PROBLEM TO WORK ON:
Could you please find each line in the records that contains the word "filemanager" and copy it?

Items from an interface collection
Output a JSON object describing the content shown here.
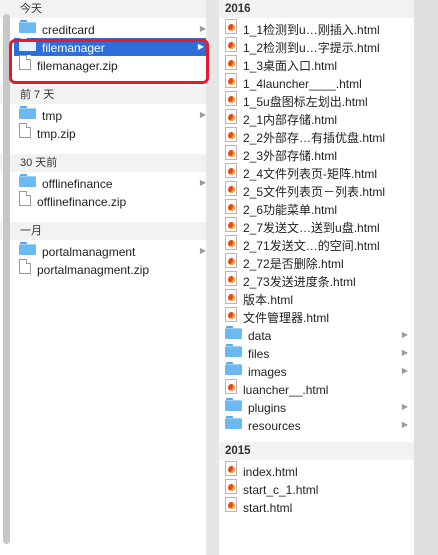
{
  "left_column": {
    "sections": [
      {
        "header": "今天",
        "items": [
          {
            "name": "creditcard",
            "type": "folder",
            "has_children": true
          },
          {
            "name": "filemanager",
            "type": "folder",
            "has_children": true,
            "selected": true
          },
          {
            "name": "filemanager.zip",
            "type": "file"
          }
        ]
      },
      {
        "header": "前 7 天",
        "items": [
          {
            "name": "tmp",
            "type": "folder",
            "has_children": true
          },
          {
            "name": "tmp.zip",
            "type": "file"
          }
        ]
      },
      {
        "header": "30 天前",
        "items": [
          {
            "name": "offlinefinance",
            "type": "folder",
            "has_children": true
          },
          {
            "name": "offlinefinance.zip",
            "type": "file"
          }
        ]
      },
      {
        "header": "一月",
        "items": [
          {
            "name": "portalmanagment",
            "type": "folder",
            "has_children": true
          },
          {
            "name": "portalmanagment.zip",
            "type": "file"
          }
        ]
      }
    ]
  },
  "right_column": {
    "sections": [
      {
        "header": "2016",
        "items": [
          {
            "name": "1_1检测到u…刚插入.html",
            "type": "html"
          },
          {
            "name": "1_2检测到u…字提示.html",
            "type": "html"
          },
          {
            "name": "1_3桌面入口.html",
            "type": "html"
          },
          {
            "name": "1_4launcher____.html",
            "type": "html"
          },
          {
            "name": "1_5u盘图标左划出.html",
            "type": "html"
          },
          {
            "name": "2_1内部存储.html",
            "type": "html"
          },
          {
            "name": "2_2外部存…有插优盘.html",
            "type": "html"
          },
          {
            "name": "2_3外部存储.html",
            "type": "html"
          },
          {
            "name": "2_4文件列表页-矩阵.html",
            "type": "html"
          },
          {
            "name": "2_5文件列表页－列表.html",
            "type": "html"
          },
          {
            "name": "2_6功能菜单.html",
            "type": "html"
          },
          {
            "name": "2_7发送文…送到u盘.html",
            "type": "html"
          },
          {
            "name": "2_71发送文…的空间.html",
            "type": "html"
          },
          {
            "name": "2_72是否删除.html",
            "type": "html"
          },
          {
            "name": "2_73发送进度条.html",
            "type": "html"
          },
          {
            "name": "版本.html",
            "type": "html"
          },
          {
            "name": "文件管理器.html",
            "type": "html"
          },
          {
            "name": "data",
            "type": "folder",
            "has_children": true
          },
          {
            "name": "files",
            "type": "folder",
            "has_children": true
          },
          {
            "name": "images",
            "type": "folder",
            "has_children": true
          },
          {
            "name": "luancher__.html",
            "type": "html"
          },
          {
            "name": "plugins",
            "type": "folder",
            "has_children": true
          },
          {
            "name": "resources",
            "type": "folder",
            "has_children": true
          }
        ]
      },
      {
        "header": "2015",
        "items": [
          {
            "name": "index.html",
            "type": "html"
          },
          {
            "name": "start_c_1.html",
            "type": "html"
          },
          {
            "name": "start.html",
            "type": "html"
          }
        ]
      }
    ]
  },
  "colors": {
    "selection": "#2c6fda",
    "highlight_border": "#e41b2a",
    "folder": "#6cb8f0",
    "html_icon": "#e2491d"
  },
  "icons": {
    "folder": "folder-icon",
    "file": "document-icon",
    "html": "html-file-icon",
    "expand": "chevron-right-icon"
  }
}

OUTPUT:
            "name": "filemanager",
            "name": "filemanager.zip",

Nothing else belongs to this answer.